Collective bargaining in the U.S. is currently on the upswing of that cycle. After decades of unions often being regarded as something in musty history books and nostalgic Bruce Springsteen songs, there are signs that it has caught on with a lot of workers, especially young progressive ones. A recent Gallup poll found that unions had 71 percent approval, the highest since 1965. To young workers, organizing is a fresh, new idea. They haven’t yet learned of the tradeoffs—yet.
The most high-profile recent union victories have been at Starbucks, where more than 200 cafes have organized. A bid to organize Amazon has proven more fitful, but unions have managed some wins. Congressional staffers have begun to organize for the first time ever. Workers in the video game industry have organized too. College athletes are pushing to organize, and the National Labor Relations Board has argued they are in fact employees.
None of these sectors have traditionally been organized. Their workers only know unions from the idealized version presented by labor leaders and progressive pundits.
It is workers’ right to organize if they so choose, of course. Forming a union does give them leverage against their employers, and for many workers that may seal the deal; but that comes at the expense of workers’ autonomy. The organized worker has, in theory, agreed to make certain sacrifices in personal choice in order to empower the union in its dealings with management. Some individual workers may not have agreed to those sacrifices, though. They might have been outvoted. Sometimes they don’t even know that what the union is doing on their behalf.

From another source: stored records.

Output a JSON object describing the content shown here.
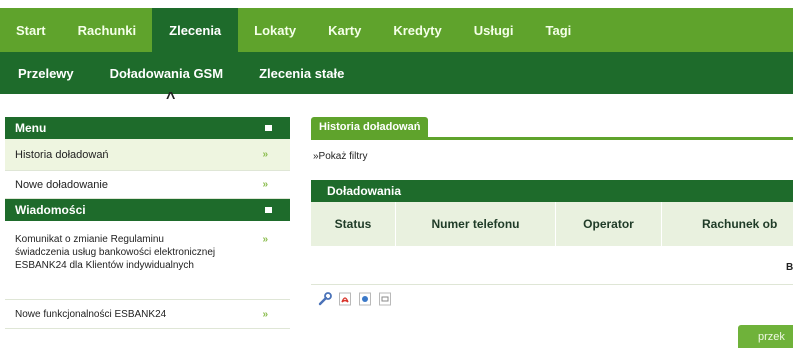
{
  "top_nav": {
    "items": [
      "Start",
      "Rachunki",
      "Zlecenia",
      "Lokaty",
      "Karty",
      "Kredyty",
      "Usługi",
      "Tagi"
    ],
    "active": "Zlecenia"
  },
  "sub_nav": {
    "items": [
      "Przelewy",
      "Doładowania GSM",
      "Zlecenia stałe"
    ],
    "active": "Doładowania GSM"
  },
  "sidebar": {
    "menu_header": "Menu",
    "menu_items": [
      "Historia doładowań",
      "Nowe doładowanie"
    ],
    "messages_header": "Wiadomości",
    "messages": [
      "Komunikat o zmianie Regulaminu świadczenia usług bankowości elektronicznej ESBANK24 dla Klientów indywidualnych",
      "Nowe funkcjonalności ESBANK24"
    ],
    "arrow_glyph": "»"
  },
  "main": {
    "tab_label": "Historia doładowań",
    "show_filters": "»Pokaż filtry",
    "table_title": "Doładowania",
    "columns": [
      "Status",
      "Numer telefonu",
      "Operator",
      "Rachunek ob"
    ],
    "empty_cell": "B",
    "next_button": "przek"
  },
  "export_icons": [
    "wrench-icon",
    "pdf-icon",
    "csv-icon",
    "print-icon"
  ],
  "colors": {
    "nav_green": "#5fa32c",
    "dark_green": "#1e6b2b",
    "light_green": "#e9f1df"
  }
}
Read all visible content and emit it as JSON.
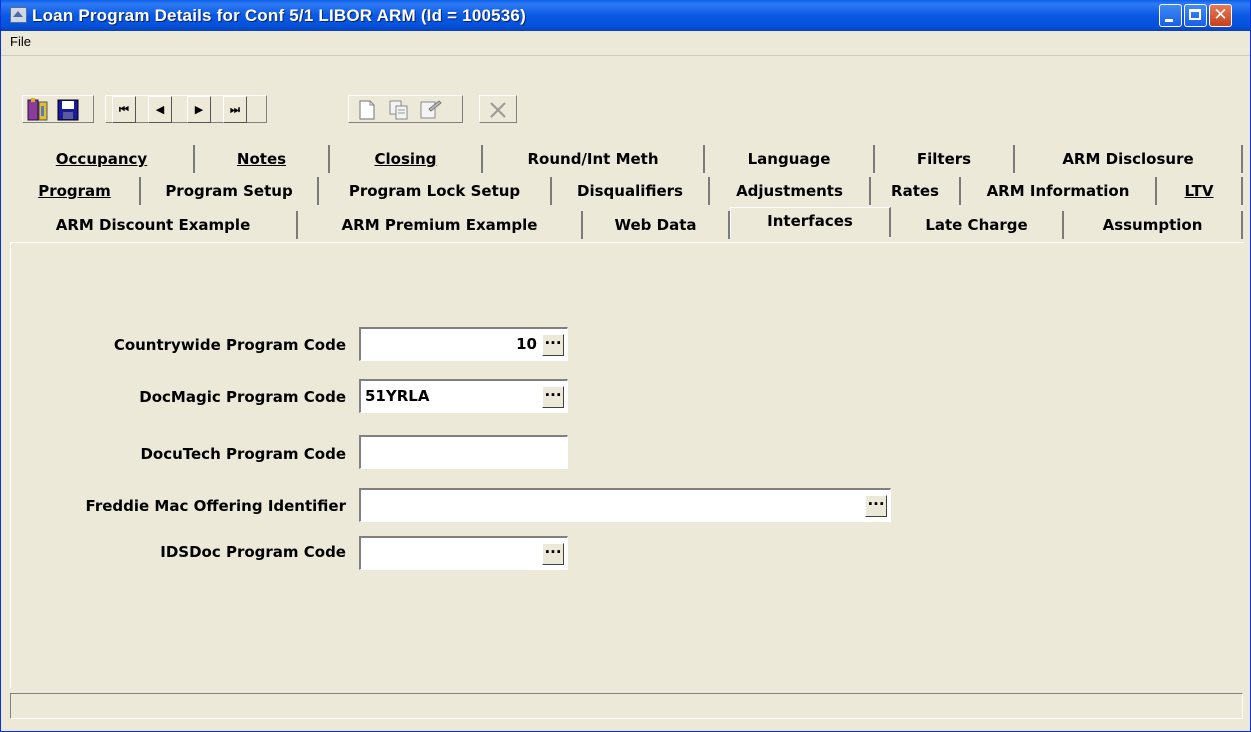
{
  "window": {
    "title": "Loan Program Details for Conf 5/1 LIBOR ARM (Id = 100536)"
  },
  "menu": {
    "file": "File"
  },
  "toolbar": {
    "exit_icon": "exit-door-icon",
    "save_icon": "floppy-disk-icon",
    "first_icon": "first-record-icon",
    "prev_icon": "previous-record-icon",
    "next_icon": "next-record-icon",
    "last_icon": "last-record-icon",
    "new_icon": "new-document-icon",
    "copy_icon": "copy-icon",
    "properties_icon": "properties-icon",
    "delete_icon": "delete-x-icon",
    "first_glyph": "⏮",
    "prev_glyph": "◀",
    "next_glyph": "▶",
    "last_glyph": "⏭"
  },
  "tabs": {
    "row1": [
      "Occupancy",
      "Notes",
      "Closing",
      "Round/Int Meth",
      "Language",
      "Filters",
      "ARM Disclosure"
    ],
    "row2": [
      "Program",
      "Program Setup",
      "Program Lock Setup",
      "Disqualifiers",
      "Adjustments",
      "Rates",
      "ARM Information",
      "LTV"
    ],
    "row3": [
      "ARM Discount Example",
      "ARM Premium Example",
      "Web Data",
      "Interfaces",
      "Late Charge",
      "Assumption"
    ],
    "active": "Interfaces"
  },
  "form": {
    "countrywide": {
      "label": "Countrywide Program Code",
      "value": "10"
    },
    "docmagic": {
      "label": "DocMagic Program Code",
      "value": "51YRLA"
    },
    "docutech": {
      "label": "DocuTech Program Code",
      "value": ""
    },
    "freddie": {
      "label": "Freddie Mac Offering Identifier",
      "value": ""
    },
    "idsdoc": {
      "label": "IDSDoc Program Code",
      "value": ""
    },
    "ellipsis": "..."
  },
  "status": {
    "text": ""
  },
  "colors": {
    "titlebar": "#0a5ee8",
    "window_bg": "#ece9d8",
    "close_button": "#c8401d"
  }
}
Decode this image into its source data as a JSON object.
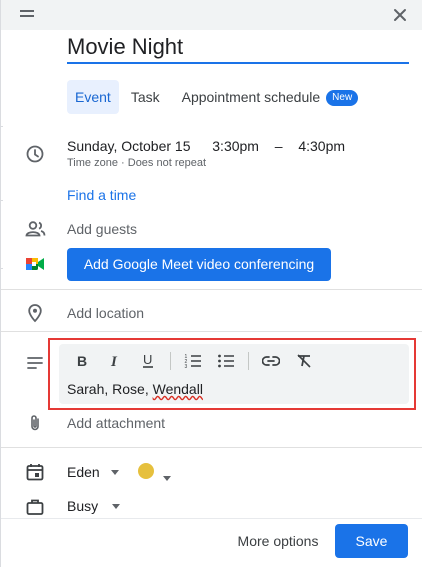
{
  "title_field": {
    "value": "Movie Night"
  },
  "tabs": [
    {
      "label": "Event"
    },
    {
      "label": "Task"
    },
    {
      "label": "Appointment schedule",
      "badge": "New"
    }
  ],
  "datetime": {
    "date": "Sunday, October 15",
    "start": "3:30pm",
    "dash": "–",
    "end": "4:30pm",
    "timezone": "Time zone",
    "separator": "·",
    "repeat": "Does not repeat"
  },
  "find_time": "Find a time",
  "guests": {
    "placeholder": "Add guests"
  },
  "meet": {
    "label": "Add Google Meet video conferencing"
  },
  "location": {
    "placeholder": "Add location"
  },
  "description": {
    "text_before": "Sarah, Rose, ",
    "text_flagged": "Wendall"
  },
  "attachment": {
    "label": "Add attachment"
  },
  "calendar": {
    "name": "Eden",
    "color": "#e6c03d"
  },
  "availability": {
    "value": "Busy"
  },
  "footer": {
    "more_options": "More options",
    "save": "Save"
  },
  "colors": {
    "accent": "#1a73e8",
    "highlight_frame": "#e53935"
  }
}
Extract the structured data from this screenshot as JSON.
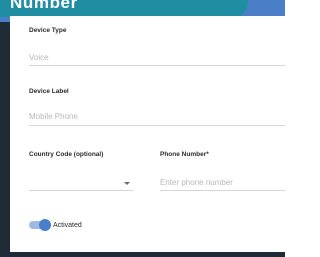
{
  "banner": {
    "title": "Number"
  },
  "form": {
    "device_type": {
      "label": "Device Type",
      "value": "Voice"
    },
    "device_label": {
      "label": "Device Label",
      "value": "Mobile Phone"
    },
    "country_code": {
      "label": "Country Code (optional)",
      "value": ""
    },
    "phone_number": {
      "label": "Phone Number*",
      "placeholder": "Enter phone number"
    },
    "activated": {
      "label": "Activated",
      "on": true
    }
  },
  "colors": {
    "banner": "#1f8ea3",
    "header": "#4a7ec9",
    "toggle_on": "#4a7ec9",
    "frame": "#1e2a36"
  }
}
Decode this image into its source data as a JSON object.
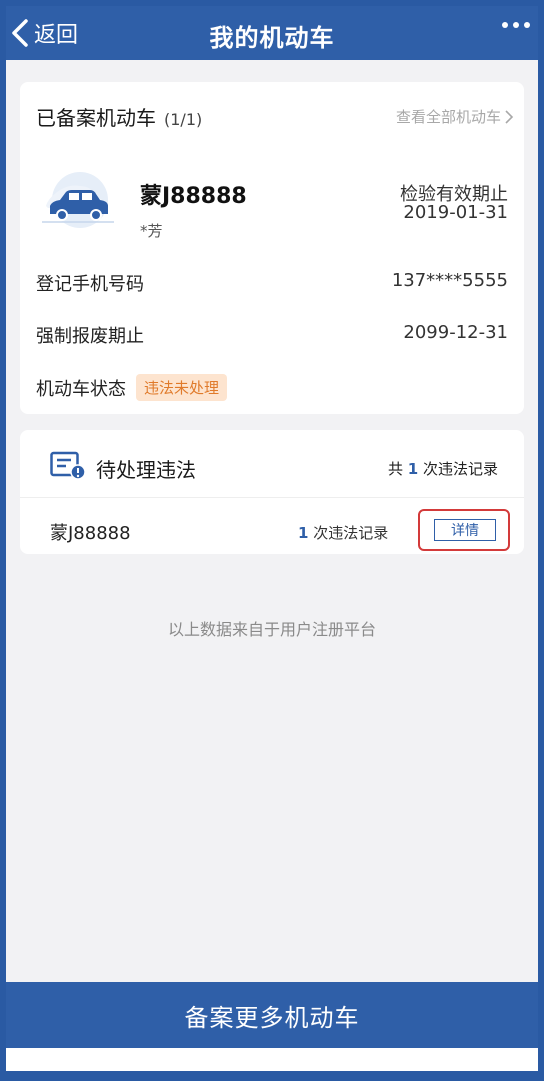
{
  "navbar": {
    "back_label": "返回",
    "title": "我的机动车",
    "more_icon": "more-icon"
  },
  "vehicle_card": {
    "title": "已备案机动车",
    "count": "(1/1)",
    "view_all": "查看全部机动车",
    "plate": "蒙J88888",
    "owner": "*芳",
    "inspection_label": "检验有效期止",
    "inspection_date": "2019-01-31",
    "phone_label": "登记手机号码",
    "phone_value": "137****5555",
    "scrap_label": "强制报废期止",
    "scrap_value": "2099-12-31",
    "status_label": "机动车状态",
    "status_badge": "违法未处理"
  },
  "violation_card": {
    "title": "待处理违法",
    "total_prefix": "共",
    "total_count": "1",
    "total_suffix": "次违法记录",
    "plate": "蒙J88888",
    "item_count": "1",
    "item_suffix": "次违法记录",
    "detail_label": "详情"
  },
  "source_note": "以上数据来自于用户注册平台",
  "bottom_button": "备案更多机动车",
  "colors": {
    "primary": "#2f5fa8",
    "badge_bg": "#fde4cf",
    "badge_text": "#e07a2a",
    "highlight": "#d33a3a"
  }
}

Even when workers back their union, ensuring that the union stays on mission is an ongoing challenge.
Read the full article at The Hill.